> ASSIGNED TASK
An identical copy of all the records is what the answer must contain.

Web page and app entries
****************************************

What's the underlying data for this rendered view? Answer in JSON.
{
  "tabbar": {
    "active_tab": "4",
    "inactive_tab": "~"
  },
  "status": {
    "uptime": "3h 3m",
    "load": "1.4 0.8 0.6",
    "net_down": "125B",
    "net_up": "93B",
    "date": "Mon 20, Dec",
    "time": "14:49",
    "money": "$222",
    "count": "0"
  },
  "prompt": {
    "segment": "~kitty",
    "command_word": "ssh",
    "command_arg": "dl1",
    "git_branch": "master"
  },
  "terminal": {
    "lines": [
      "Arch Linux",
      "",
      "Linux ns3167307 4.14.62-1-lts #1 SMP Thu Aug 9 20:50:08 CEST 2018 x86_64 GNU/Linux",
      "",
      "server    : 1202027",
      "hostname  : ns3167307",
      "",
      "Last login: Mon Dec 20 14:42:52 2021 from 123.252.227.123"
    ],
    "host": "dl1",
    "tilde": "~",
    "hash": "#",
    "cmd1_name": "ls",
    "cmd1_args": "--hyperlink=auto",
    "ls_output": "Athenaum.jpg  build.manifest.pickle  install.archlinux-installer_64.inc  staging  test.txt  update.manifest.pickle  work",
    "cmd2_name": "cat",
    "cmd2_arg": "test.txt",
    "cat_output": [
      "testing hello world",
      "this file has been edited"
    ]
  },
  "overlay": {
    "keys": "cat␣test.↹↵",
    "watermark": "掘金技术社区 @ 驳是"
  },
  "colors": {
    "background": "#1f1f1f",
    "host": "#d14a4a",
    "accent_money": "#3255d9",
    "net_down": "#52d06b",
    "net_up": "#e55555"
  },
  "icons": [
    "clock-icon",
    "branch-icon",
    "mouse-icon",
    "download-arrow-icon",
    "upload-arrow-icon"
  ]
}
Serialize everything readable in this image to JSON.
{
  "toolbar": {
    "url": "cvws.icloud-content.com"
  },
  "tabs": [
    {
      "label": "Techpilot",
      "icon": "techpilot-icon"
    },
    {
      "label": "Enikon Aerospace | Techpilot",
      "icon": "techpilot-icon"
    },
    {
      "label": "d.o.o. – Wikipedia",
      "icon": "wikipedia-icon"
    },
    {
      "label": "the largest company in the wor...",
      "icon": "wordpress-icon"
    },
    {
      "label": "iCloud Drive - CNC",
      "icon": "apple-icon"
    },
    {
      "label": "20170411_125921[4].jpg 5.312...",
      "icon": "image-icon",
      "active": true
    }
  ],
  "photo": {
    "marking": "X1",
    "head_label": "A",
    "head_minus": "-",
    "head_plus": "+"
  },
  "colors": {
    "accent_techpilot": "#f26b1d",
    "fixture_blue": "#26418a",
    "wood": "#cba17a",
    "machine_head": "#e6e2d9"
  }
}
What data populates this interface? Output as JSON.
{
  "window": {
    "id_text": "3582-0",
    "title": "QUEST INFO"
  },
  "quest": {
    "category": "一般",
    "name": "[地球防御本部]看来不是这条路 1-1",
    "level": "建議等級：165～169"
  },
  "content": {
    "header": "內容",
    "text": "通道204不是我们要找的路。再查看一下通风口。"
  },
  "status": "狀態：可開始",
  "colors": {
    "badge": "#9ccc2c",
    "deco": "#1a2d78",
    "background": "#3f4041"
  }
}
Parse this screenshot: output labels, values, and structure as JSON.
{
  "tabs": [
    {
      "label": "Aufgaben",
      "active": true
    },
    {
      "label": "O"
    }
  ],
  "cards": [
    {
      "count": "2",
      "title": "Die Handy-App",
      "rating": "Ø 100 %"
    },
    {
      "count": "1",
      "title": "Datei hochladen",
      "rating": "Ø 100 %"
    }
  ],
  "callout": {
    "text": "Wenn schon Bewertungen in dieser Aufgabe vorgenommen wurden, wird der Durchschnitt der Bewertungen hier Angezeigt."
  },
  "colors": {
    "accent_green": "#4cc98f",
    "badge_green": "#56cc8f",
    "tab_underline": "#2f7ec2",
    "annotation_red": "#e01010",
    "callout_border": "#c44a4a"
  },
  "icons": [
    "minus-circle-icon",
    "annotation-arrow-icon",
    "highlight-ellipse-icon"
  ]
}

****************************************

> SOLUTION
What's the underlying data for this rendered view? Answer in JSON.
{
  "tabbar": {
    "active_tab": "4",
    "inactive_tab": "~"
  },
  "status": {
    "uptime": "3h 3m",
    "load": "1.4 0.8 0.6",
    "net_down": "125B",
    "net_up": "93B",
    "date": "Mon 20, Dec",
    "time": "14:49",
    "money": "$222",
    "count": "0"
  },
  "prompt": {
    "segment": "~kitty",
    "command_word": "ssh",
    "command_arg": "dl1",
    "git_branch": "master"
  },
  "terminal": {
    "lines": [
      "Arch Linux",
      "",
      "Linux ns3167307 4.14.62-1-lts #1 SMP Thu Aug 9 20:50:08 CEST 2018 x86_64 GNU/Linux",
      "",
      "server    : 1202027",
      "hostname  : ns3167307",
      "",
      "Last login: Mon Dec 20 14:42:52 2021 from 123.252.227.123"
    ],
    "host": "dl1",
    "tilde": "~",
    "hash": "#",
    "cmd1_name": "ls",
    "cmd1_args": "--hyperlink=auto",
    "ls_output": "Athenaum.jpg  build.manifest.pickle  install.archlinux-installer_64.inc  staging  test.txt  update.manifest.pickle  work",
    "cmd2_name": "cat",
    "cmd2_arg": "test.txt",
    "cat_output": [
      "testing hello world",
      "this file has been edited"
    ]
  },
  "overlay": {
    "keys": "cat␣test.↹↵",
    "watermark": "掘金技术社区 @ 驳是"
  },
  "colors": {
    "background": "#1f1f1f",
    "host": "#d14a4a",
    "accent_money": "#3255d9",
    "net_down": "#52d06b",
    "net_up": "#e55555"
  },
  "icons": [
    "clock-icon",
    "branch-icon",
    "mouse-icon",
    "download-arrow-icon",
    "upload-arrow-icon"
  ]
}
Serialize everything readable in this image to JSON.
{
  "toolbar": {
    "url": "cvws.icloud-content.com"
  },
  "tabs": [
    {
      "label": "Techpilot",
      "icon": "techpilot-icon"
    },
    {
      "label": "Enikon Aerospace | Techpilot",
      "icon": "techpilot-icon"
    },
    {
      "label": "d.o.o. – Wikipedia",
      "icon": "wikipedia-icon"
    },
    {
      "label": "the largest company in the wor...",
      "icon": "wordpress-icon"
    },
    {
      "label": "iCloud Drive - CNC",
      "icon": "apple-icon"
    },
    {
      "label": "20170411_125921[4].jpg 5.312...",
      "icon": "image-icon",
      "active": true
    }
  ],
  "photo": {
    "marking": "X1",
    "head_label": "A",
    "head_minus": "-",
    "head_plus": "+"
  },
  "colors": {
    "accent_techpilot": "#f26b1d",
    "fixture_blue": "#26418a",
    "wood": "#cba17a",
    "machine_head": "#e6e2d9"
  }
}
What data populates this interface? Output as JSON.
{
  "window": {
    "id_text": "3582-0",
    "title": "QUEST INFO"
  },
  "quest": {
    "category": "一般",
    "name": "[地球防御本部]看来不是这条路 1-1",
    "level": "建議等級：165～169"
  },
  "content": {
    "header": "內容",
    "text": "通道204不是我们要找的路。再查看一下通风口。"
  },
  "status": "狀態：可開始",
  "colors": {
    "badge": "#9ccc2c",
    "deco": "#1a2d78",
    "background": "#3f4041"
  }
}
Parse this screenshot: output labels, values, and structure as JSON.
{
  "tabs": [
    {
      "label": "Aufgaben",
      "active": true
    },
    {
      "label": "O"
    }
  ],
  "cards": [
    {
      "count": "2",
      "title": "Die Handy-App",
      "rating": "Ø 100 %"
    },
    {
      "count": "1",
      "title": "Datei hochladen",
      "rating": "Ø 100 %"
    }
  ],
  "callout": {
    "text": "Wenn schon Bewertungen in dieser Aufgabe vorgenommen wurden, wird der Durchschnitt der Bewertungen hier Angezeigt."
  },
  "colors": {
    "accent_green": "#4cc98f",
    "badge_green": "#56cc8f",
    "tab_underline": "#2f7ec2",
    "annotation_red": "#e01010",
    "callout_border": "#c44a4a"
  },
  "icons": [
    "minus-circle-icon",
    "annotation-arrow-icon",
    "highlight-ellipse-icon"
  ]
}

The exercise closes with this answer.